So, I recently met a gentleman by the name of Doug Batson who coined the term “Napoleonic Know-how” to describe the administrative functions associated with the Napoleonic Code – specifically, the management of land parcels – what the experts call the “cadastre”. Doug is an expert in toponyms. In particular, he is an expert in toponyms from Turkic tongues. But, he is also an expert in cadastral data, land tenure issues, and the establishment of systems for the management of land parcel data.
What I love about the term Napoleonic Know-how is that it shines a light on the administrative capabilities that underpin democracy and capitalism, but which none of the Washington Commentariat or policymakers are even conscious of. They scream for the US to establish democracy and capitalism around the world, but they wouldn’t be able to recognize the administrative functions required to underpin their success. No, Napoleon was not a democrat or a capitalist. Napoleon used the cadastre to establish an iron grip on the European continent through his Napoleonic Code and the land management system it engendered. And he built upon this system unique addresses (for the parcels) which helped locate each person to a specific plot of land on their identification card. It was an mechanism of oppression and order.
But, systems built during one time for a specific purpose often take on different social purposes over time. And, the way it was manifested in English Common Law, and under George Washington and the Founding Fathers had a different effect. For some reason, policymakers in the US have completely forgotten that capitalism only exists because of legally codified property rights. And, law enforcement and contracts are only workable when each individual is uniquely identified and tied to residences and places of employment via addresses. And, representative democracy only works when it is periodically reapportioned based on the results of the census.

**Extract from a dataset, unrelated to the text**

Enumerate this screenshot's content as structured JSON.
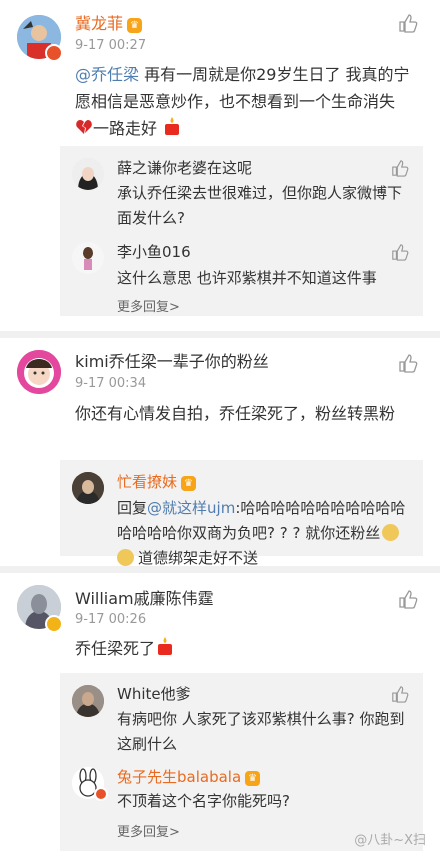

What I love about it in particular is that Napoleon, widely considered to be one of history’s greatest battle commanders saw his greatest accomplishment as his creation of the Napoleonic code. But, yet, our national security community do not understand the role of such administrative mechanisms in establishing stability and underpinning open society. Instead, are organized to kill our way to stability. Maybe our battle commanders could learn from Napoleon, and work to establish a well managed cadastre, address systems, unique IDs, and a systematic census in the conflict zones to which we so readily send out troops. Perhaps if we underwrote this investment in countries of national security concern to us, we could help enable the development of open administrative capacities that make stability more feasible.